**Given data**
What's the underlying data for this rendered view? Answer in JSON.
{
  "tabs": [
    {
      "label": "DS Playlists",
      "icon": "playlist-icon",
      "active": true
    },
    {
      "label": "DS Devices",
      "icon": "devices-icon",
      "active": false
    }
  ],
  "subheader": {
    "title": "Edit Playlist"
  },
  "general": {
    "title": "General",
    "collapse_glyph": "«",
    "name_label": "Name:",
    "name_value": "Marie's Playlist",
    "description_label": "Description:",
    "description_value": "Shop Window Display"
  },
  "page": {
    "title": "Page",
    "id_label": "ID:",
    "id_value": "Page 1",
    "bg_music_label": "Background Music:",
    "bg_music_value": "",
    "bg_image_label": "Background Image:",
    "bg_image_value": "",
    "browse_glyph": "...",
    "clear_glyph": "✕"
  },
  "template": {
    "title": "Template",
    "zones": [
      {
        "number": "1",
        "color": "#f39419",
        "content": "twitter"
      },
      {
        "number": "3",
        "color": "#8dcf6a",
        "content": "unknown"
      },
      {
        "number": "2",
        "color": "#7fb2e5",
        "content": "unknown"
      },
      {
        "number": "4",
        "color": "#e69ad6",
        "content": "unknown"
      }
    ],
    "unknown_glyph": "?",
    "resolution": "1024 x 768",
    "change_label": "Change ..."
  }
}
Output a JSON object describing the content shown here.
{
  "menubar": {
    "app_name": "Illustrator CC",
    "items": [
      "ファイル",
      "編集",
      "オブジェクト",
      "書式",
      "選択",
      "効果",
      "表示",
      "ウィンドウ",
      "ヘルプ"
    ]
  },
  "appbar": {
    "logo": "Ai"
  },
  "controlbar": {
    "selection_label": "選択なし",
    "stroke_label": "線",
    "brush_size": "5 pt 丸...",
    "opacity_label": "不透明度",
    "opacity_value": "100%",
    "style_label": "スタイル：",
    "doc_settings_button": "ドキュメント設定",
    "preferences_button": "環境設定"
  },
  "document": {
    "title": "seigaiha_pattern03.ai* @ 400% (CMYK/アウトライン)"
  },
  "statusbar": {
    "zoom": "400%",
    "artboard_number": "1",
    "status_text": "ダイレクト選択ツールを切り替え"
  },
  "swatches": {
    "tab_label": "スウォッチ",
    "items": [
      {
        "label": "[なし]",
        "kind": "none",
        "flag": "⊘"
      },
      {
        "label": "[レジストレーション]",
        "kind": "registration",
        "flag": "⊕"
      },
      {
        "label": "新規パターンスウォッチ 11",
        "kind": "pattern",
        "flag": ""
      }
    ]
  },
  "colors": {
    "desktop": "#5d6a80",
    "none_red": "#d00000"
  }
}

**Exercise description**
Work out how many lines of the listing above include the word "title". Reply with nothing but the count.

**Answer to this problem**
5